Which Are The Best Pond Plants For Wildlife?28th June 2022
Which Are Some of The Best Native Pond Plants?24th July 2022
The UK has three native species of newt. They are often talked about interchangeably with frogs, but they look more like small lizards. This is because after the spawning process, the newtlets keep their tails into maturity, whereas froglets lose theirs. Like frogs, they use water for breeding purposes, before returning to secluded areas of dryer land.
If you want to attract newts to your pond plants that provide cover will be beneficial and in particular marginal plants with large soft leaves are favoured, as the newts will lay their eggs in the folded leaves. Particularly good for this are Water forget-me-nots and Brooklime. Dense growing submerged or surface growing oxygenators like Water starwort, Willow moss and Hornwort also provide excellent habitat for them to shelter and hunt in.
If you have a garden pond or bog garden, you may find some of the more common species of newt during the breeding season. Smooth newts are most commonly found in England and Wales. They can be up to 10cm long, and their upper body will usually be pale green, brown, or grey with black spots, with an orange or cream belly with a spotted throat.

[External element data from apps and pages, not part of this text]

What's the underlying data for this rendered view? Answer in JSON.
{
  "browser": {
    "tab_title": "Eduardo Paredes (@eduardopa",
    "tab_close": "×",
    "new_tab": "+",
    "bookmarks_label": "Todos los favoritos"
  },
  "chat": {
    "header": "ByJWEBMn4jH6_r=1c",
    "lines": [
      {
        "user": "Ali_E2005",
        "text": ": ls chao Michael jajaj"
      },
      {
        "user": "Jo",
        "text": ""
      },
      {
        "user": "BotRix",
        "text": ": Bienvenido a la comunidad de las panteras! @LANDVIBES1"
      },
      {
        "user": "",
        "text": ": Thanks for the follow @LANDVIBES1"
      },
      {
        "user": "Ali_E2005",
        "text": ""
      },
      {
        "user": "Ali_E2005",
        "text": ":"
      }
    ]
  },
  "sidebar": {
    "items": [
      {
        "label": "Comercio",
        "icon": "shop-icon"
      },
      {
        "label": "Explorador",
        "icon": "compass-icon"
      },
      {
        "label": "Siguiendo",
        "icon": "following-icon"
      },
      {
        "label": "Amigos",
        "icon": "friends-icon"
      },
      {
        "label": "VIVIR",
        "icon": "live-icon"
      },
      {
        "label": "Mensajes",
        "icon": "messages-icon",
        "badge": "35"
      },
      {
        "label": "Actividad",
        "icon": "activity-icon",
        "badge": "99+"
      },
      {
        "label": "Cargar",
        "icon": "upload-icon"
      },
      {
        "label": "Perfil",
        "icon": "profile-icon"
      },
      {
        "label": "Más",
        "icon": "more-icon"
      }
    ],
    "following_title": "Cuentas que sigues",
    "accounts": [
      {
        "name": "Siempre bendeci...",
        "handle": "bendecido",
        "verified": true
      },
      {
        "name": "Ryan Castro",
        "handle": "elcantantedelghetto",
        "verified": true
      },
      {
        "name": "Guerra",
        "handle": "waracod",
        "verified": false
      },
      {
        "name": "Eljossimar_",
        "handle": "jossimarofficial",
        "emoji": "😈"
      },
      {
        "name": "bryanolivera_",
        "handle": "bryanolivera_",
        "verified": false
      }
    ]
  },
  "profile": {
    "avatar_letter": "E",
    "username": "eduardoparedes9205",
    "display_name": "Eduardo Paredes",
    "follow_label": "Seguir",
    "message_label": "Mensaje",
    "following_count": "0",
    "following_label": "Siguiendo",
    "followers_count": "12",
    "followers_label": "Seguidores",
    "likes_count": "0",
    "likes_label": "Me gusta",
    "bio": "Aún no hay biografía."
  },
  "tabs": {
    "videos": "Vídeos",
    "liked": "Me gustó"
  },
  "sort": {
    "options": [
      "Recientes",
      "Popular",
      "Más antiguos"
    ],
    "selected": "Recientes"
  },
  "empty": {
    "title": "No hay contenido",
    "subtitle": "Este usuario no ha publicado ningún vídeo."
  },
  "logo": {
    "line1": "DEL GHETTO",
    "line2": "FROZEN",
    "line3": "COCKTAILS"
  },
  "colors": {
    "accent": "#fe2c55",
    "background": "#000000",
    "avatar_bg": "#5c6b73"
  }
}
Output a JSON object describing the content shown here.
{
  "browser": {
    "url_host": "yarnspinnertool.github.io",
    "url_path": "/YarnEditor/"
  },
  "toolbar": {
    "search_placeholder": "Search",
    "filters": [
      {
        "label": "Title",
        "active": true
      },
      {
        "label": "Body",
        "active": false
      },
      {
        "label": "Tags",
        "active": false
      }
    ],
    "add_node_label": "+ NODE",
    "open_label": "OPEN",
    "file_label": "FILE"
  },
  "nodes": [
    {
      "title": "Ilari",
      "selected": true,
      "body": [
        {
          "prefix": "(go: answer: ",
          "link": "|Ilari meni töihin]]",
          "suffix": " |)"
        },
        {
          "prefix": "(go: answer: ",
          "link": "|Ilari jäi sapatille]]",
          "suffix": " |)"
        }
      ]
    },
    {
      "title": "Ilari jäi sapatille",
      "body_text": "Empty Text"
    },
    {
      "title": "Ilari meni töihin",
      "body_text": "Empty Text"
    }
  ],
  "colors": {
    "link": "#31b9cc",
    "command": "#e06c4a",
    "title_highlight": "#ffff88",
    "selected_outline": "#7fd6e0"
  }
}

During the breeding season, the male smooth newt develops a wavy crest along its back. They feed off invertebrates, and are most active at dusk and dawn. During the early spring, they seek a mate and spawn in water, including garden ponds, with the eggs laid on pond plants.
The spawning process is just two to four weeks, and within another two months, the newtles will have developed gills which allows them to leave the water. During the autumn and winter, newts shelter on dry land, feeding on invertebrates and sheltering under woodpiles, rocks, and in compost heaps.
Palmate newts share many characteristics with the smooth newt, but they are generally smaller, growing up to 9cm. They have an unspotted throat, which is a key difference to the smooth newt. Males have a ridge running along their back and a filament at the tip of their tail during the breeding season, and have webbed back feet.
They are most common in the upland and south-west regions of England, and are more common than smooth newts in Scotland, according to the Amphibian and Reptile Conservation website. However, they are rarer in Ireland and across central England. They prefer boglands and shallow ponds, and are often found on moorland.
Great Crested Newts
The largest native species of newt is the Great Crested Newt. They can grow up to 17cm in length, and are dark brown in colour with a bright orange underbelly, spotted with black. The skin is lumpy, and males develop a jagged crest along their back, and a white spot on their tail during breeding season.
During the breeding season from March to June, females lay eggs which are wrapped in aquatic plants. During autumn and winter, they prefer hedgerows and boggy grassland. They are mainly found in lowland Britain, and are picky about where they breed, with the ability to find their way to healthy bodies of water up to 1km away.
The Great Crested Newt is a protected species due to steep rates of decline over the past 100 years, as its natural habitats were widely destroyed. They are strictly protected by law, meaning that it is illegal to kill, injure, capture, possess or sell them. Their habitats are also protected against damage or destruction.